Between March 1997 and January 2001, Wood said, he had contacts with Lay, former Enron chief executive Jeffrey Skilling and Enron chief of staff Steve Kean — who came to Wood's office at the utility commission in January 1998.
In a related move, leaders of the House Energy and Commerce Committee, who have challenged the veracity of Skilling's recent testimony to Congress, wrote Skilling on Thursday asking him to clarify statements he made.
Their letter notes, for example, that Skilling testified on Feb. 7 that when he resigned in August, he believed Enron was in strong financial condition and its financial reports accurately reflected its condition. Skilling also stated that he could not recall being involved in approving questionable transactions related to one of Enron's partnerships that were used to hide more than $1 billion in debt and eventually brought the company down.
Documents obtained by the House committee contradict Skillings' sworn testimony, the panel's chairman, Rep. Billy Tauzin, R-La., and the other lawmakers told him.
The documents show, for example, that Lay told company investigators last month that Skilling knew the details of many of the partnership transactions.
Before his resignation, "Skilling was taking Enron's stock decline personally and could not sleep at night," Lay is quoted as telling the investigators, appearing to contradict Skillings' assertion that he believed the company was in good shape.
"Chairman Tauzin remains convinced that Mr. Skilling was not candid in his statements before Congress," said Ken Johnson, a spokesman for Tauzin. "Testifying under oath is sacred and anyone who violates that trust will be held accountable. We intend to aggressively pursue this until we get the truth."

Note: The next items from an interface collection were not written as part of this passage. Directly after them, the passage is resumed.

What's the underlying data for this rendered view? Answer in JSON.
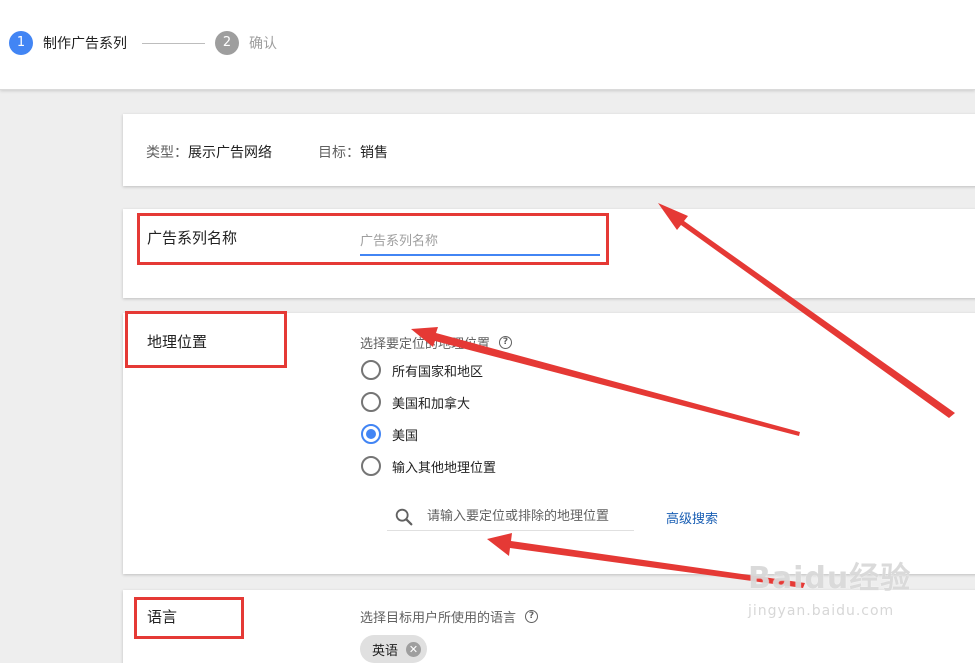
{
  "stepper": {
    "step1": {
      "number": "1",
      "label": "制作广告系列"
    },
    "step2": {
      "number": "2",
      "label": "确认"
    }
  },
  "summary": {
    "type_label": "类型：",
    "type_value": "展示广告网络",
    "goal_label": "目标：",
    "goal_value": "销售"
  },
  "campaign_name": {
    "title": "广告系列名称",
    "placeholder": "广告系列名称",
    "value": ""
  },
  "location": {
    "title": "地理位置",
    "prompt": "选择要定位的地理位置",
    "options": [
      {
        "label": "所有国家和地区",
        "selected": false
      },
      {
        "label": "美国和加拿大",
        "selected": false
      },
      {
        "label": "美国",
        "selected": true
      },
      {
        "label": "输入其他地理位置",
        "selected": false
      }
    ],
    "search_placeholder": "请输入要定位或排除的地理位置",
    "advanced_search": "高级搜索"
  },
  "language": {
    "title": "语言",
    "prompt": "选择目标用户所使用的语言",
    "chip": "英语"
  },
  "icons": {
    "help": "help-icon",
    "search": "search-icon",
    "chip_remove": "close-icon"
  },
  "colors": {
    "accent": "#4285f4",
    "annotation_red": "#e53935",
    "link": "#1a5fb4"
  },
  "watermark": {
    "brand": "Baidu经验",
    "url": "jingyan.baidu.com"
  }
}
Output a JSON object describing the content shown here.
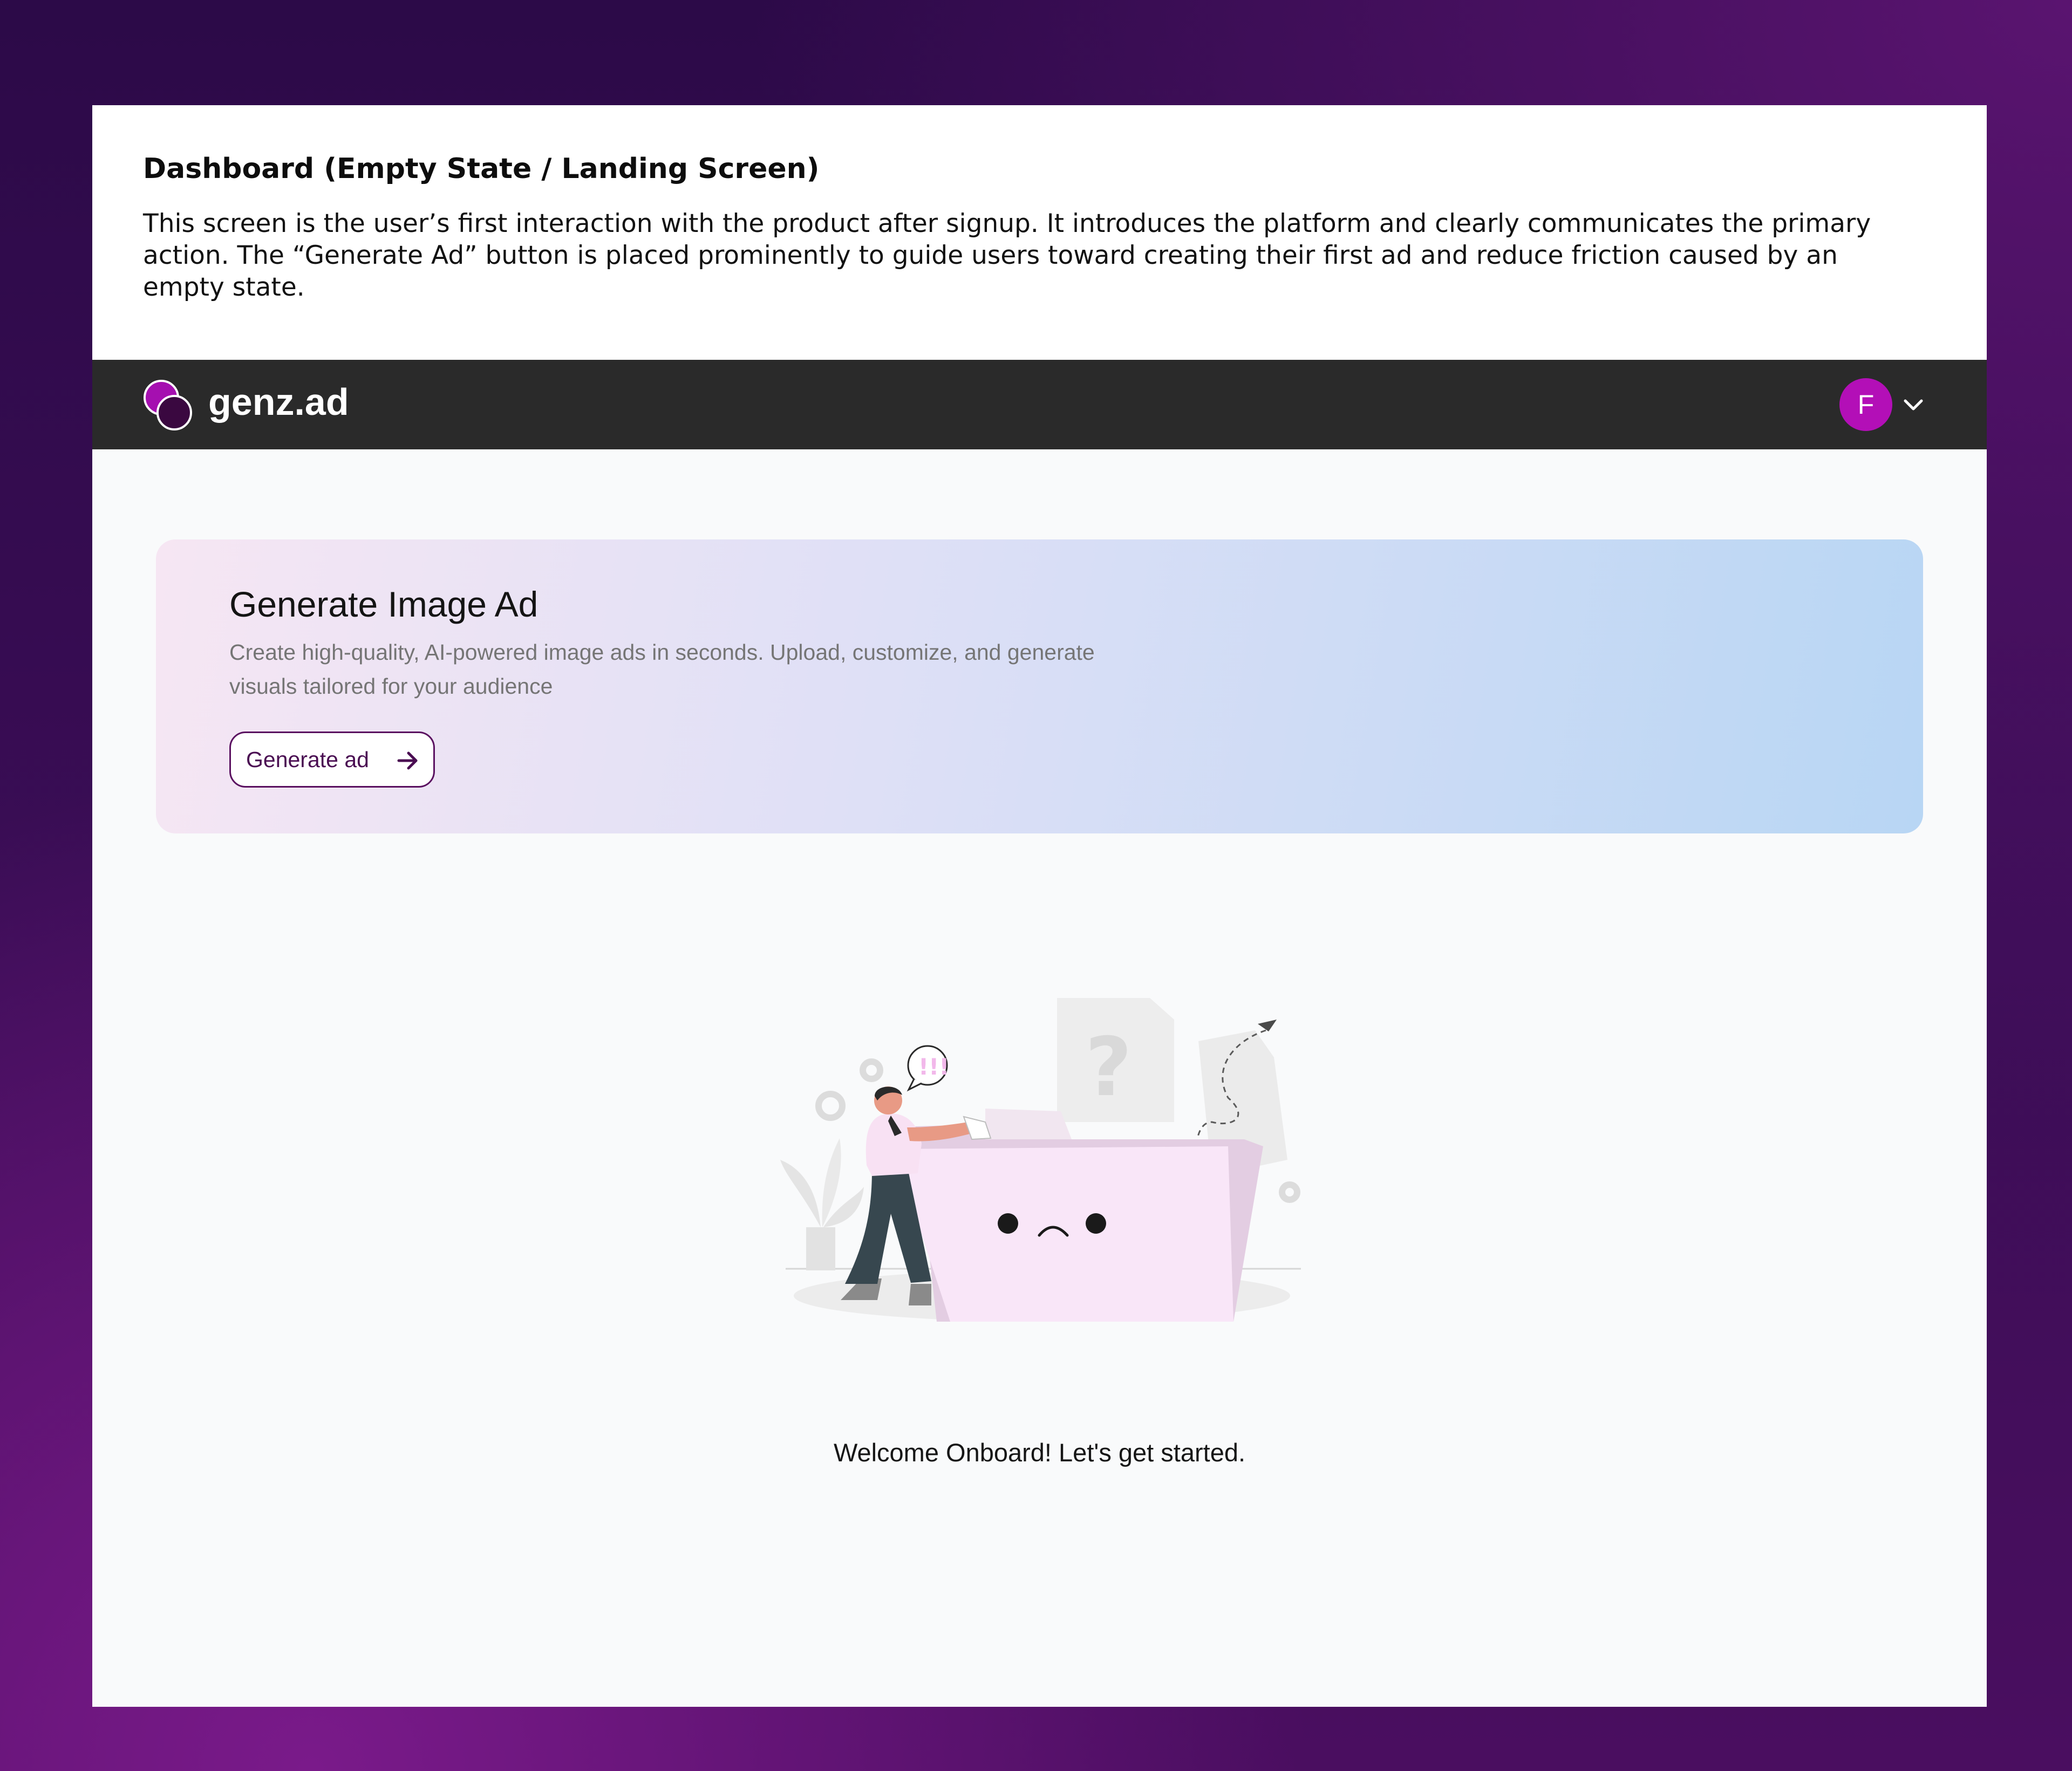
{
  "description": {
    "title": "Dashboard (Empty State / Landing Screen)",
    "body": "This screen is the user’s first interaction with the product after signup. It introduces the platform and clearly communicates the primary action. The “Generate Ad” button is placed prominently to guide users toward creating their first ad and reduce friction caused by an empty state."
  },
  "header": {
    "logo_text": "genz.ad",
    "avatar_initial": "F",
    "logo_icon": "overlapping-circles-icon",
    "menu_icon": "chevron-down-icon"
  },
  "banner": {
    "title": "Generate Image Ad",
    "description": "Create high-quality, AI-powered image ads in seconds. Upload, customize, and generate visuals tailored for your audience",
    "button_label": "Generate ad",
    "button_icon": "arrow-right-icon"
  },
  "empty_state": {
    "illustration": "empty-folder-illustration",
    "message": "Welcome Onboard! Let's get started."
  },
  "colors": {
    "brand": "#b30fb7",
    "brand_dark": "#4a0d52",
    "topbar": "#2a2a2a"
  }
}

Wood, who as Texas utility commissioner at the time, said he phoned Lay in March 1997 seeking Enron's support for a utility restructuring bill and in January 2001 to express concern about the company's shift in policy regarding a Texas market issue.
Last November, when Enron was spiraling toward collapse, Lay called Wood, who was then the FERC chairman. An e-mail of the phone message appears to indicate that Lay was calling to inform Wood of a proposed merger between Enron and rival energy company Dynegy, designed to rescue Enron, according to a document Wood provided the lawmaker. Wood said he didn't return the call.
During that time, Lay was calling several Bush administration officials, including the treasury and commerce secretaries, seeking help as Enron foundered.
Wood has been an advocate of market-oriented regulation of utilities, a position espoused by Houston-based Enron, which was a big, aggressive energy trader that had become a favorite of Wall Street. The company collapsed into the biggest bankruptcy in U.S. history on Dec. 2.
Lay, a friend of Bush and major contributor to his campaigns, gave the White House recommendations last spring for appointment to the FERC. Among the eight or so names were Wood and Nora Brownell, whom Bush named as a member of the energy commission.
After Wood became the FERC chairman, Kean came to his office in Washington on Sept. 20 with two other Enron officials and representatives of other companies to discuss pipeline industry preparations following the Sept. 11 terror attacks. In October, Wood sat at a table with Lay at an Enron-sponsored conference on U.S. energy policy at which Wood spoke.
Wood provided documents containing the information to Rep. Joe Barton, R-Texas, chairman of a House energy subcommittee. It was requested on Feb. 13 by Rep. Henry Waxman, D-Calif., a member of the panel.
Wood said last week, in a letter to Sen. Barbara Boxer, D-Calif., that "I do not think the Enron Corp. ... has had any undue influence on the decision-making process" at the FERC.
"I sincerely believe that the agency's decisions have not been compromised or otherwise improperly shaped by any communication with Enron executives."